Outside the sarcolemma, or sheath enclosing the primary threads, lie the blood-vessels, scattered in among the smaller fasciculi. Passing in among these and through the sarcolemma into the muscle substance itself are the nerves of motion.
Involuntary or unstriped muscle-threads are composed of elongated, flattened cells, tapering at either end and in some way cemented together. Voluntary or striped muscle-threads are also made up of cells, these including, like the involuntary, nuclei surrounded by protoplasm, and also an irritable and contractile substance which gives them their power of motion under stimulation. The property of contractility in the, cells enables them, by enlarging their diameter to diminish their length, and thus the length of the muscle which they compose.
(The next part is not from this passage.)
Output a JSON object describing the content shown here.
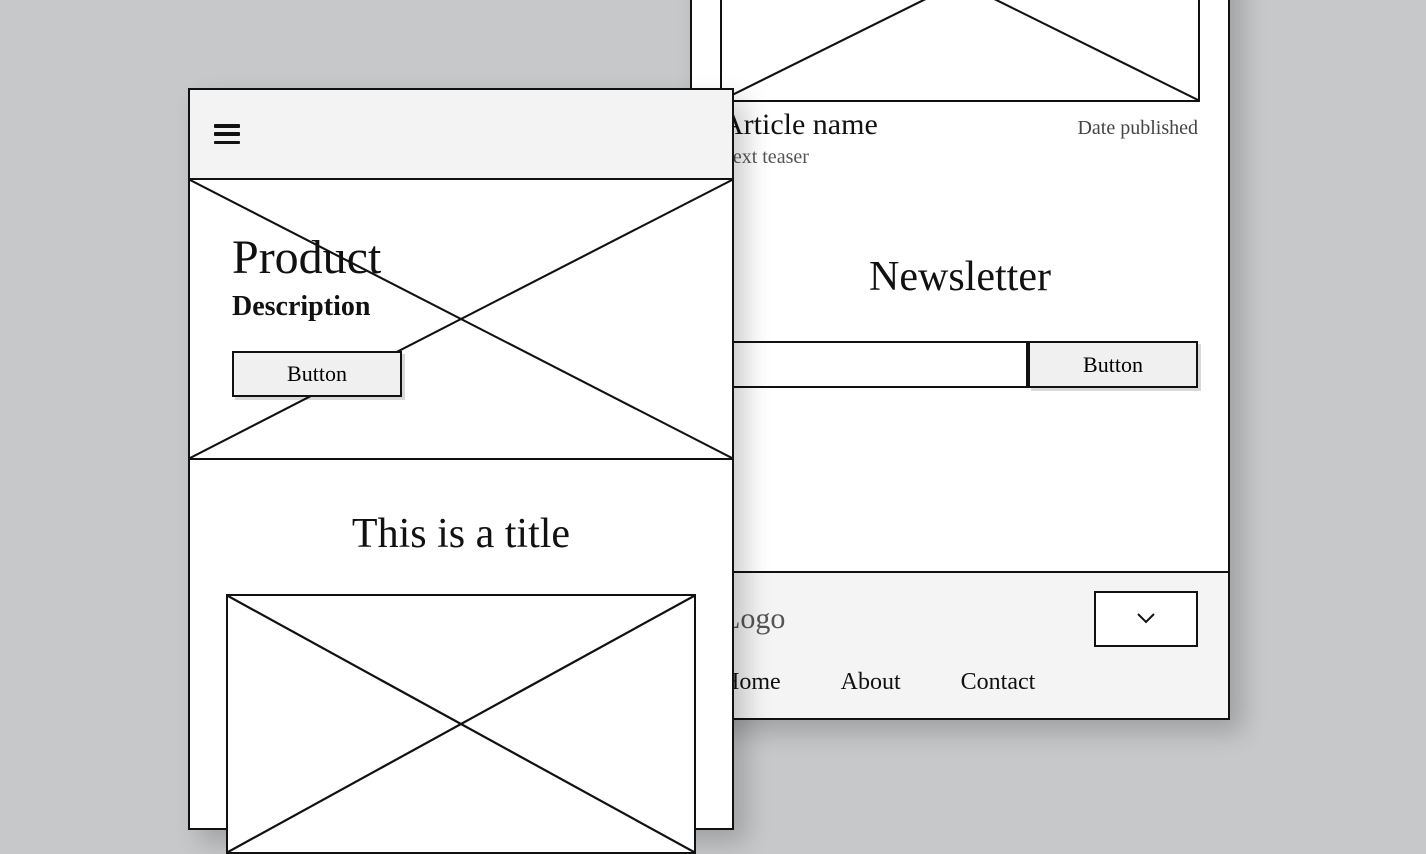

The muscles are the active organs of motion, the bones the passive organs of motion. The joints of the skeleton, by allowing the ends of a muscle, through its tendons, to be attached to different bones, give to the body its powers of action and locomotion. Each motion of a muscle is attended by a waste of tissue. This, however, is readily supplied by new material from the blood when the body is properly exercised. Violent and exhaustive exercise, and lack of exercise, have the same tendency-to produce weak and flabby and pale muscles. Moderate exercise, in pure air, in sunshine, and under such surroundings as furnish a pleasant mental stimulus, is decidedly beneficial.
The amount of exercise which should be taken is to be regulated by the common sense and the general physical condition of the individual. The muscles require rest after labor. This nature has wisely arranged for in the automatic or involuntary muscles. The heart rests over onethird of the twenty-four hours by means of the alternate beats of auricles and ventricles, as well as by its slower pulsations when the body is in a recumbent position. Alcoholic stimulus abnormally increases the rapidity of the beats, especially if taken at night, and this tends to shorten life.
Monotone is the utterance of the successive words of a paragraph in one unbroken key. It may be employed in passages of sublime description, of solemn denunciation, or of deep reverence. It usually requires a low tone and a slow rate.
A cadence is a wave of the voice ending with a downward tone, at the close of the sentence. It differs from the falling inflection in that the latter is a gradual sliding of the voice to the close of the expression.
3. It is difficult to define “expression": it is something that can be felt, or its absence detected, by a keen sensibility, but the precise elements of which it is hard to state. Correct expression of the voice, however, may be said to embrace all those elements of force, pitch, time, quality, etc, which are necessary to bring out delicate shades of